Industrial Revolution 4.0: Dresden Leads the Way
After the manufacturing industry’s mechanization, electrification and digitalization, the use of the Internet rings in the fourth industrial revolution. Within the global competition, ‘Industry 4.0’ holds enormous potential for Germany as a business locatWe are at the beginning of a new industrial revolution and alternative methods in industrial production: the so-called ‘Industry 4.0’. Considering an increase in global competition and worldwide trends that include the shortage of resources, demographic changes and urbanization, how well we adjust to these challenges will determine Germany’s future as a viable business epicenter. The manufacturing process of the future should be flexible, efficient and sustainable. In the factory of tomorrow, the vision of Industry 4.0 is that everything is connected to everything, machines communicate with each other, and building parts, materials and shipping containers exchange necessary information via chips and wireless systems. This complete automation will enable cars, chairs and cell phones to organize their own production. The result: The future ‘intelligent’ factories – or ‘Smart Fabs’ – will be smaller, faster and more efficient. Using modern technology Smart Fabs will distribute production processes across different factories, and with ‘intelligent’ chips and central monitoring tools, Smart Fabs will be optimized to capacity.

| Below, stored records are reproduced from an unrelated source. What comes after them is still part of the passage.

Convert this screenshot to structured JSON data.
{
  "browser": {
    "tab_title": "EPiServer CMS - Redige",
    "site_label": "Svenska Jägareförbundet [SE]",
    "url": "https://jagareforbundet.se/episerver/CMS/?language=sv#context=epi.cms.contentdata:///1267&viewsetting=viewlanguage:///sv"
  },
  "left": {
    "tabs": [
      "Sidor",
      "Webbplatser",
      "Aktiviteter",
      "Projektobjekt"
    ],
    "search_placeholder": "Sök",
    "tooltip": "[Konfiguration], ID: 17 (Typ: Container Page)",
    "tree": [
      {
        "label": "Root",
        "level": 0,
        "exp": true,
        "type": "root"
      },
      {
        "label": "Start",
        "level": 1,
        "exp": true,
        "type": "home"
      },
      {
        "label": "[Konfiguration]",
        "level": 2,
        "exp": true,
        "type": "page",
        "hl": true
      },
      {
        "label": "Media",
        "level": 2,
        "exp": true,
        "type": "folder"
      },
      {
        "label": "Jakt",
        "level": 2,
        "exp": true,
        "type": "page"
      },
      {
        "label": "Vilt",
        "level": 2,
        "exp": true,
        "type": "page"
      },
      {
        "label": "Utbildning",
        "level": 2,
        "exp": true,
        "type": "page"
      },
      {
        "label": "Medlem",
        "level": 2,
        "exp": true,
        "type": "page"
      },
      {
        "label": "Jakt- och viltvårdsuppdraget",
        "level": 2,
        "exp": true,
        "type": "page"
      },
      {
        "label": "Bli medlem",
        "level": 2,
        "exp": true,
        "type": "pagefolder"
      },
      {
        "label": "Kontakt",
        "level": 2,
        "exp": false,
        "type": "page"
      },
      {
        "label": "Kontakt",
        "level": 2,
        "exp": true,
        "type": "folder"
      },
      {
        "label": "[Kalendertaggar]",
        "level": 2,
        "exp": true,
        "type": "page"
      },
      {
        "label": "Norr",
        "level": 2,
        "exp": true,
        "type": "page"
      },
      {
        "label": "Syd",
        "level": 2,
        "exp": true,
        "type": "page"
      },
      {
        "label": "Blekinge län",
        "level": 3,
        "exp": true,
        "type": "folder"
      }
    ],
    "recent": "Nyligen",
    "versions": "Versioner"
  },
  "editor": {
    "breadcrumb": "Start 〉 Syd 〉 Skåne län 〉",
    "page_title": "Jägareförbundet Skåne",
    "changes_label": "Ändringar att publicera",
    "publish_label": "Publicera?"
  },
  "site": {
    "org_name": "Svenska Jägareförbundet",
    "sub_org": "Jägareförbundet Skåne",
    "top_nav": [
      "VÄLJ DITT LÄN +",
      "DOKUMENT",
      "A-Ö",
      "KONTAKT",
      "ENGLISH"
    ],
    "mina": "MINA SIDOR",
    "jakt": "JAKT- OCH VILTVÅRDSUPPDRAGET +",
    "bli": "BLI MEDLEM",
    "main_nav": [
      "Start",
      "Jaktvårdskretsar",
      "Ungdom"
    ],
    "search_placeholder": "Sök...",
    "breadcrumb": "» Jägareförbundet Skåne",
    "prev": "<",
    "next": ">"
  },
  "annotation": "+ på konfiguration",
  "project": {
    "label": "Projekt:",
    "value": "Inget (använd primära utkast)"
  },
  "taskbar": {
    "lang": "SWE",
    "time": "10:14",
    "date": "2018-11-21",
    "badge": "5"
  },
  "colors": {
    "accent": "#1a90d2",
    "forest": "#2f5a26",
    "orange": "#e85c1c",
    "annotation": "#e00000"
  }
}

Chips for the World produced in Dresden’s Smart-Fabs
The region around Dresden is Europe’s largest site for microelectronics. The high-volume production of 300-mm thin wafers at Globalfoundries and the high-volume production of power electronics at Infineon in Dresden are unique in Europe. Today, every second chip produced in Europe is made in Dresden. The city’s competence in microelectronics is traditional: in the 1970s, the GDR computer producer Robotron placed Dresden at the front lines; the IT-pioneers delivered across borders to West Germany and to the United States. Today, Dresden workshops produce 200 different types of chips.
One of the larger microelectronics giants, Infineon, is considered the blueprint for intelligent networking of the entire production in the Smart-Fab. The chip expert’s Dresden site is one of the most highly automated chip factories worldwide. All moving parts including the boxes that transport wafers from process to process are equipped with RFID-chips (radio-frequency identification-chips) and deliver information that is important for the control of the manufacturing process: updating as the process progresses, shortages and malfunctions. Simple monotonous tasks like the loading and unloading of wafer boxes at process machines are disappearing more and more until intelligent systems will be completing standard contracts automatically, while more demanding tasks like planning and quality control are increasing in significance at the Smart-Fab.

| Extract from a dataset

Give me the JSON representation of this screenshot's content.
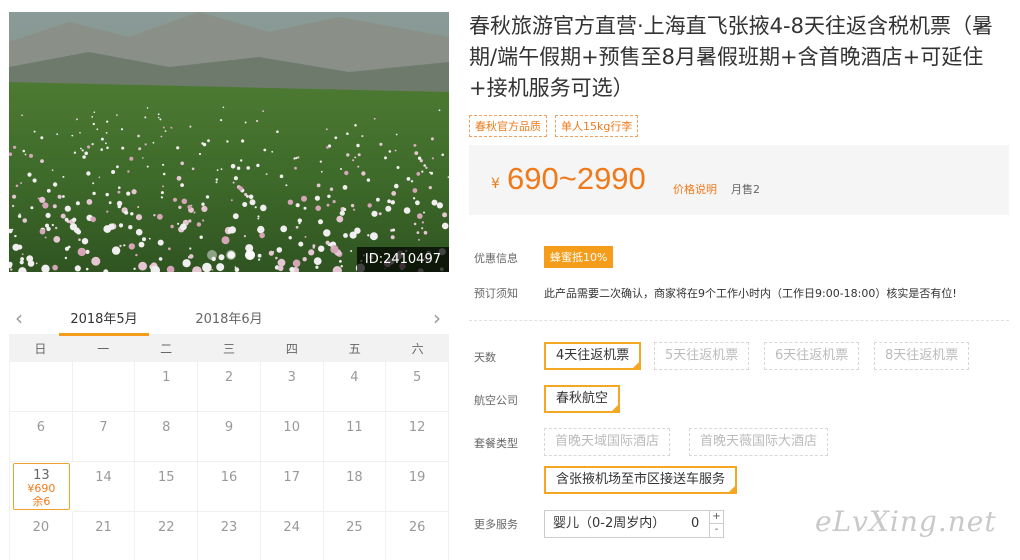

Robot ‘Co-Worker’ Made in Dresden
The Dresden location for microelectronics employs a staff of expert automation specialists. Four leading companies have formed a network for innovation called the Automation Network Dresden (AND). One of the technological front-runners for the equipment for Smart Fabs is the Dresden enterprise Fabmatics GmbH. The automation specialist developed ‘Scout’, a self-navigating robot for flexible use in chip factories. Void of any guide systems on the floor or ceiling, Scout takes care of transportation and handling. Innovative 3-D sensor technology ensures that the robotic colleague can safely be employed even where men and machines share a narrow space. Scout checks its environment, avoids obstacles and plans its own routes to its destinations. Dresden technology assists chip manufacturers worldwide in automated manual transportation and handling that makes production more efficient and intelligent.

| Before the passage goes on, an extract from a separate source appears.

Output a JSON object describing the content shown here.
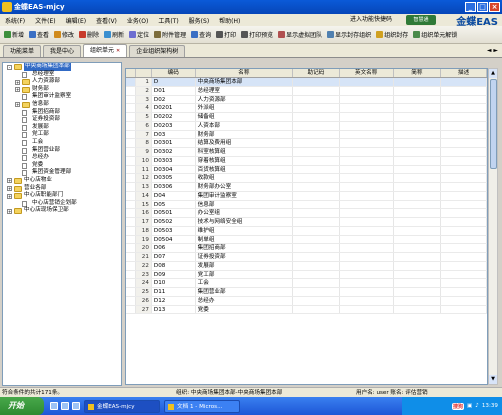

Artificial Intelligence for the Smart-Fab: Software Sector is Booming in Dresden
Hardware can only ‘think’ by means of appropriate software. The machines in traditional sectors are becoming ‘intelligent’, and manufacturing sites are developing into ultramodern Smart-Fabs through software which collects enormous amounts of data, evaluates it, and derives action recommendation from the analysis. The new production software, for instance, recognizes when certain parameters are changing, when the pressure in a chamber decreases, or a gear is no longer running smoothly. In addition, the software alarms the system and independently initiates appropriate countermeasures.
Like no other, the 4.0 industry in Dresden combines the proficiency of modern chips and automation solutions with intelligent software. For example, since 2013 the e-commerce giant Amazon has relied on Dresden IT-expertise for its new development center. At Dresden’s Amazon Development Center Germany, software specialists are working on plans for next generation ‘cloud’ services. IT experts are developing new technical solutions for Amazon’s cloud platform Amazon Web Services through which Amazon supplies millions of customers with data and services directly from the Internet. In addition, these IT specialists are developing artificial intelligence, training machines to predict developments – a quality that will have enormous impact on the Smart Fab.
In Dresden, hardware and software specialists are actively collaborating. In the workshop ‘Cyber-Physical Systems’ of the industry association ‘Silicon Saxony’, representatives of Dresden’s microelectronics and software sectors meet regularly to discuss questions regarding Industry 4.0. The forum gives its members, among them T-Systems Multimedia Solutions, Technical University Dresden, Institute for Microelectronics and Mechatronics-Systems, and Infineon, opportunities to exchange experiences from industry and research, which proves that intelligent solutions for the future of Industry 4.0 are forming beyond branch borders.